Everyone double checks things sometimes.  For example, you might double check to make sure the stove or iron is turned off before leaving the house.  But people with obsessive-compulsive disorder feel the need to check things repeatedly, or have certain thoughts or perform routines and rituals over and over.  The thoughts and rituals associated with OCD cause distress and get in the way of daily life.

The frequent upsetting thoughts are called obsessions.  To try to control them, a person will feel an overwhelming urge to repeat certain rituals or behaviors called compulsions.  People with OCD can’t control these obsessions and compulsions.

For many people, OCD starts during childhood or the teen years.  Most people are diagnosed by about age 19.  Symptoms of OCD may come and go and be better or worse at different times.

People with obsessive-compulsive disorder have repeated thoughts or images about many different things, such as fear of germs, dirt, or intruders; acts of violence; hurting loved ones; sexual acts; conflicts with religious beliefs; or being overly tidy.  They do the same rituals over and over such as washing hands, locking and unlocking doors, counting, keeping unneeded items, or repeating the same steps again and again.  They can’t control the unwanted thoughts and behaviors.  They don’t get pleasure when performing the behaviors or rituals, but get brief relief from the anxiety the thoughts cause.  They spend at least 1 hour a day on the thoughts and rituals, which cause distress and get in the way of daily life.

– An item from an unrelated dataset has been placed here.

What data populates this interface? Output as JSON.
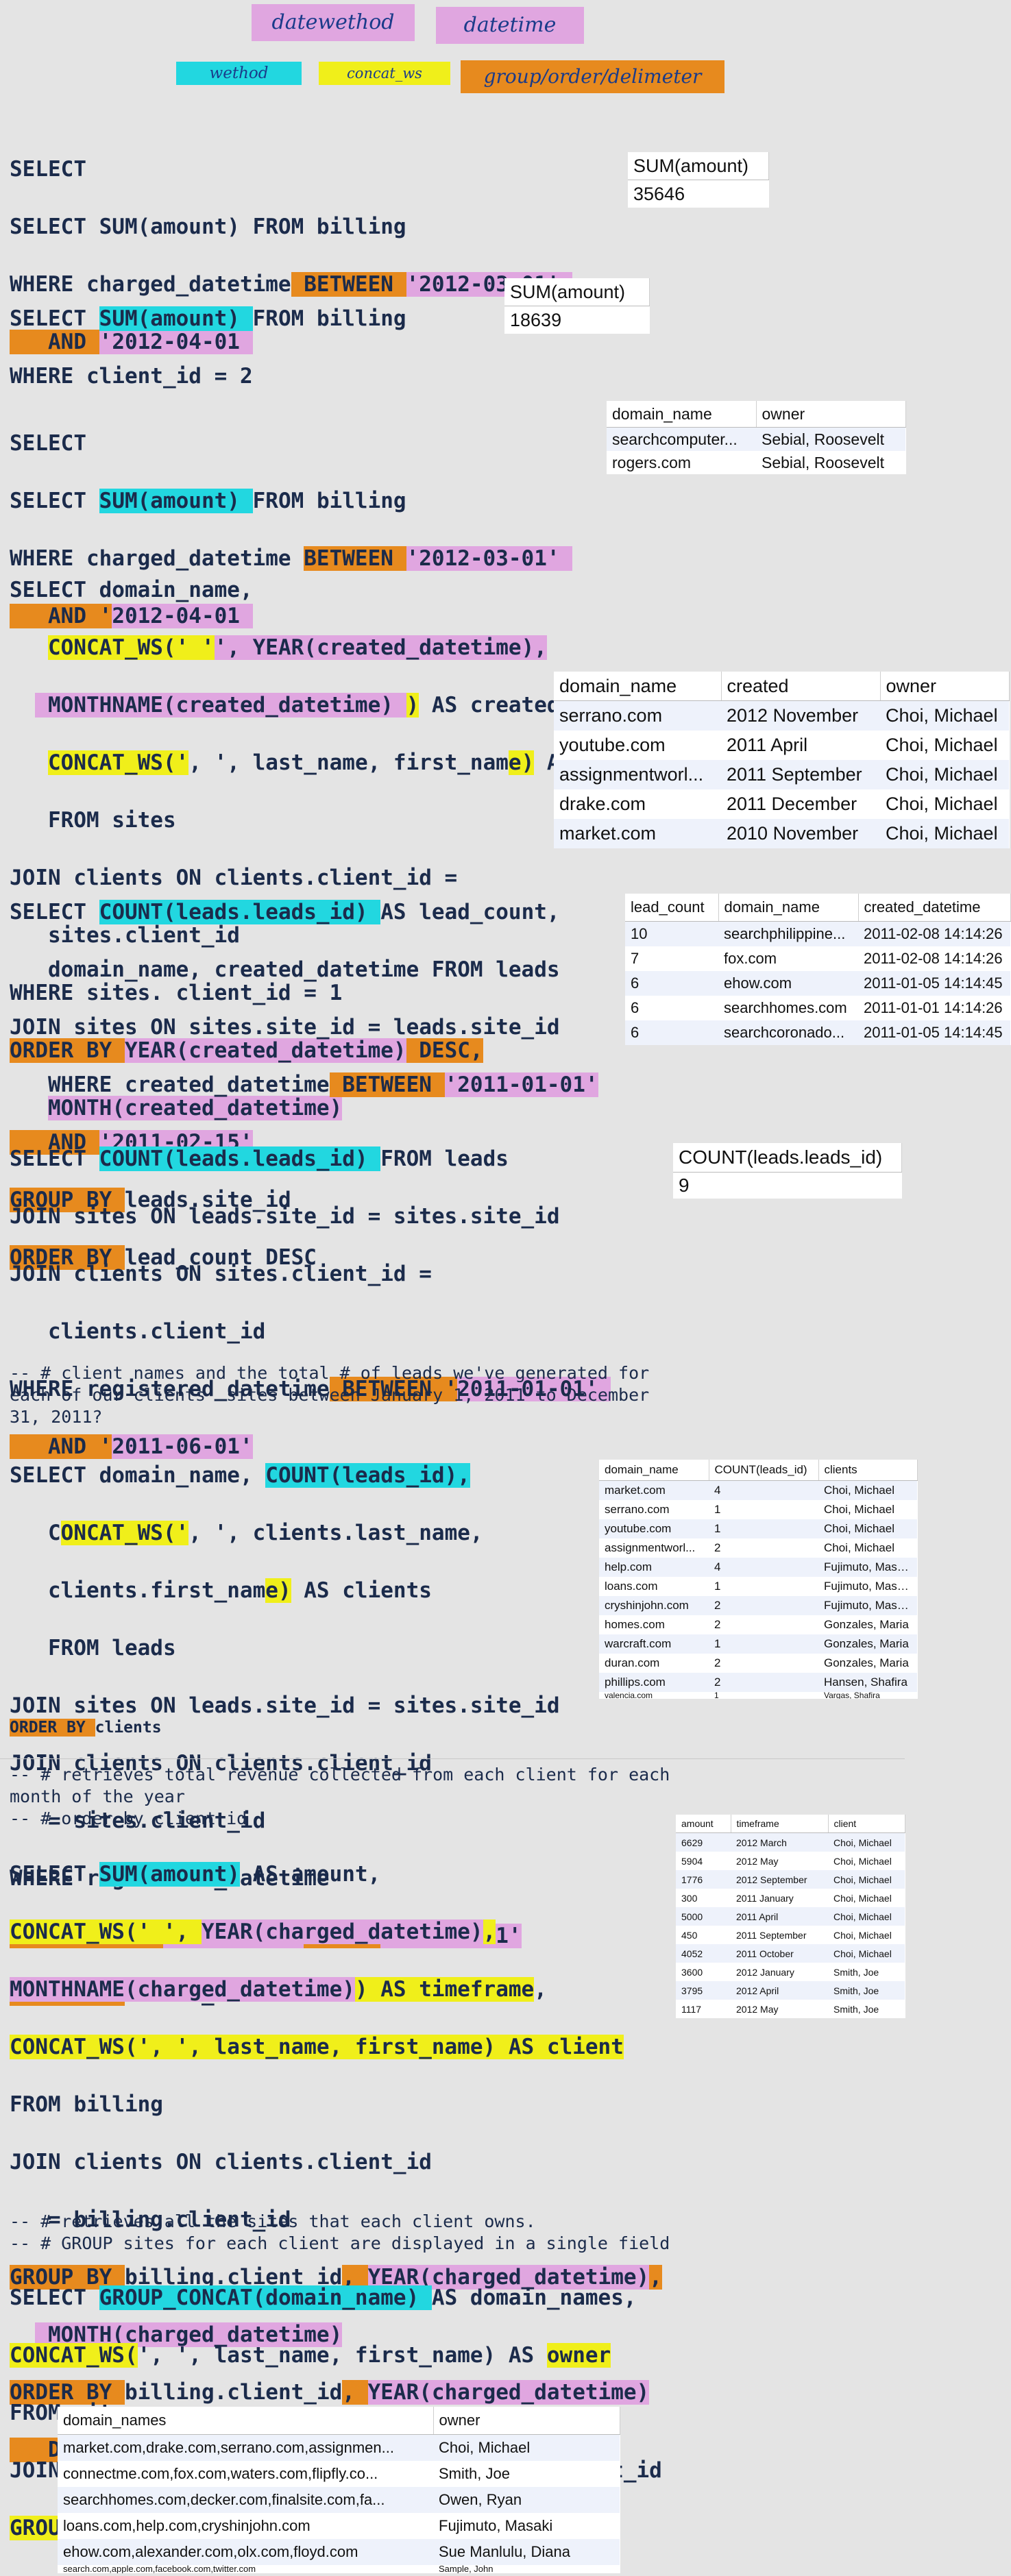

OCD sometimes runs in families, but no one knows for sure why some people have it, while others don’t.  Researchers have found that several parts of the brain are involved in fear and anxiety.  By learning more about fear and anxiety in the brain, scientists may be able to create better treatments.  Researchers are also looking for ways in which stress and environmental factors may play a role.

When seeking treatment for OCD, you should talk to your doctor to make sure another physical problem isn’t causing the symptoms.  OCD is generally treated with psychotherapy, medication or both.  Doctors  commonly prescribe anti-anxiety and antidepressants for OCD.  Talk to your doctor about any side effects you may have.  Cognitive behavioral therapy is especially useful for treating OCD.  It teaches a person different ways of thinking, behaving and reacting to situations that help him or her feel less anxious or fearful without having obsessive thoughts or acting compulsively.  Exposure and response therapy can also be helpful in reducing obsessive-compulsive disorder behaviors.

National Institute of Mental Health – Obsessive-Compulsive Disorder:  When Unwanted Thoughts Take Over